Get parents and carers involved in the world of guiding

Many parents and carers tell us they'd love to help with Girlguiding if they were asked.

Parents and carers have all sorts of skills that could make a trip or meeting extra exciting, or simply make your role as a volunteer easier. And of course, the more help you have the more girls can join your unit.

Who better to ask for help than the people who see first hand how much Girlguiding benefits girls? When girls get back from unit meetings and camps, it's their parents and carers who see how excited they are. That means we're already half way to getting them onboard.

Ways to get parents and carers involved

There are lots of ways you can work with parents to make your role as a volunteer easier. Here are a few things that other units have tried and tested: 

Start a parent rota

Rotas are a great way to open up your unit to parent and carer helpers. Don’t forget, it’s not just mums who can be involved but dads, aunts, granddads, carers and older siblings too! 

  1. To know if any parents and carers with girls in your unit are interested in helping out, you can send them an email to ask if anyone would like to lend a hand. Be sure to share what’s coming up in your unit so they know if it’s something they’ll be able to support you with.  
  2. If you receive interest, you can create a rota with 1 or 2 dates given to each parent per term.
  3. Keep in touch and remind them to come along nearer the time. 

All parents, carers and family members who choose to help with a unit should read the unit safeguarding guidelines so make sure you send them out in an email. It’s important all parents and carers who help are always supervised by a recognised volunteer in your unit. 

Remember, anyone who helps out more than twice per term needs to register to become a volunteer as this would be considered a formal volunteer role that needs to complete the necessary recruitment and vetting checks. 

If a parent or carer is attending every week to support a young member with additional needs they should register as an individual support unit helper. This will take them through the same recruitment checks, get them set up on GO and it’ll will also mean they receive newsletters and other volunteer information. 

Use their skills and interests

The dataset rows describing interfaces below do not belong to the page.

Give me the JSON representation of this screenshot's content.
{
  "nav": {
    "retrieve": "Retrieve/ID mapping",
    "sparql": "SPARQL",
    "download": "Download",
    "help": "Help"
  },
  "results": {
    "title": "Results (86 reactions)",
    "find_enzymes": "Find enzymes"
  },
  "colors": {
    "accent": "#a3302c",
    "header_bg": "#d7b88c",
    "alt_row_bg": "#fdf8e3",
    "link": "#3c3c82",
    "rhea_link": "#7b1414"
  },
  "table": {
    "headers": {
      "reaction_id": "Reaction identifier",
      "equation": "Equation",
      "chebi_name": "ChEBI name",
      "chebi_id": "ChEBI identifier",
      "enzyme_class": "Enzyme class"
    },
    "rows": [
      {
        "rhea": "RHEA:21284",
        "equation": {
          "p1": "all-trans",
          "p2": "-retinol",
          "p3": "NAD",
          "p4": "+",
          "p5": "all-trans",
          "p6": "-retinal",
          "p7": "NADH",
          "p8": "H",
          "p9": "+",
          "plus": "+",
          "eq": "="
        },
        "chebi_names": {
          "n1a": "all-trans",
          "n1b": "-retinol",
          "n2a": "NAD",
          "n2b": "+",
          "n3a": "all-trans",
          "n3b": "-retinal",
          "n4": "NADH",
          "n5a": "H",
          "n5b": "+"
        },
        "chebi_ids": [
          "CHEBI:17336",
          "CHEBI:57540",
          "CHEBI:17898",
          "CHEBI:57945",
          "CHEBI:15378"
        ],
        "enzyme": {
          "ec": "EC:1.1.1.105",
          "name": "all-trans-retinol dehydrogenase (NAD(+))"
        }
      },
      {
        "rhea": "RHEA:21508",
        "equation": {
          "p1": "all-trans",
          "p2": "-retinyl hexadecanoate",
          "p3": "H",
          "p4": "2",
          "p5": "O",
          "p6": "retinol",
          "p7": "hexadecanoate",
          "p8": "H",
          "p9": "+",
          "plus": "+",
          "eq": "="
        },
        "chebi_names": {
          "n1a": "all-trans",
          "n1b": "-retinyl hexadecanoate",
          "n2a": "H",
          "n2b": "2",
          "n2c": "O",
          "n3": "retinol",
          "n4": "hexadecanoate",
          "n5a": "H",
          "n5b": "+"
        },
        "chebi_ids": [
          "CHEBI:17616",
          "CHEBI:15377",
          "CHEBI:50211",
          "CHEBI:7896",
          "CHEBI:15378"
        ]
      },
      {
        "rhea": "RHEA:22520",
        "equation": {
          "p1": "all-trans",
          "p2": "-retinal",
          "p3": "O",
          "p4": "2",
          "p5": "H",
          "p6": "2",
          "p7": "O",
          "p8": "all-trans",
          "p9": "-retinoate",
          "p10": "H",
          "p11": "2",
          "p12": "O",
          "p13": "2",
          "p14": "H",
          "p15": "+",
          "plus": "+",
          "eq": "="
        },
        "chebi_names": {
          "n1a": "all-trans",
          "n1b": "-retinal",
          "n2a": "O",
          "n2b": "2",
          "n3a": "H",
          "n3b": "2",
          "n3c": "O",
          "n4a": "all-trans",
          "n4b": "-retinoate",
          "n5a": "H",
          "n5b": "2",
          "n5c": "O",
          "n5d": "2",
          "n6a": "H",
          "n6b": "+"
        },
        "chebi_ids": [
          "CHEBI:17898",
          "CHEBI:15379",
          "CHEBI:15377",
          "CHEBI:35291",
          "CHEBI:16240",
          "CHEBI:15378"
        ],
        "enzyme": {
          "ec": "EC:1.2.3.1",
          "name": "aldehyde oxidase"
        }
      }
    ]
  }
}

Find out if parents have skills or interests that could help. They could teach first aid, play an instrument or review accounts. If they have an interesting job, such as being a police officer or working with animals, they could talk to the unit about it or help with an activity. Tell them about all the different volunteer roles, including those not working directly with girls. You can also involve parents and carers in a one-off event, adventure activity or residential. 

Remember that some of this information might be captured in the volunteering section of their child’s new starter form. 

Help parents understand more about guiding

If you haven’t got many parents and carers interested in volunteering, you may need to help them understand more about guiding. Invite them to join in at the end of meetings so they understand what you do. 

Keep them up-to-date with your meeting plans and always invite them to special events such as Promise ceremonies in advance. And take the time to chat and tell them why you love volunteering for Girlguiding. If visitors are attending meetings who aren’t parents, carers or family members, you should check our guidance on including external visitors. 

Parents don’t have to volunteer at their child’s unit. Let them know about other units nearby that might need extra help. 

Not all parents and carers will know local guiding is run by volunteers. To help them understand, put an email footer on the unit email account. It could say something like: 

Your local Girlguiding unit is run by leaders who are volunteers. Please be patient if it takes us a few days to get back to you'. 

Support parents who offer help and say thank you!  

Give them specific tasks so they feel involved and confident in what they're doing. Whether it's helping to pack up or running an activity, you can give them more responsibility over time to make them feel part of the team. Whatever they do, make sure you thank them for their time, especially if they're new to volunteering and they're very busy. Read our ideas for ways to say thank you.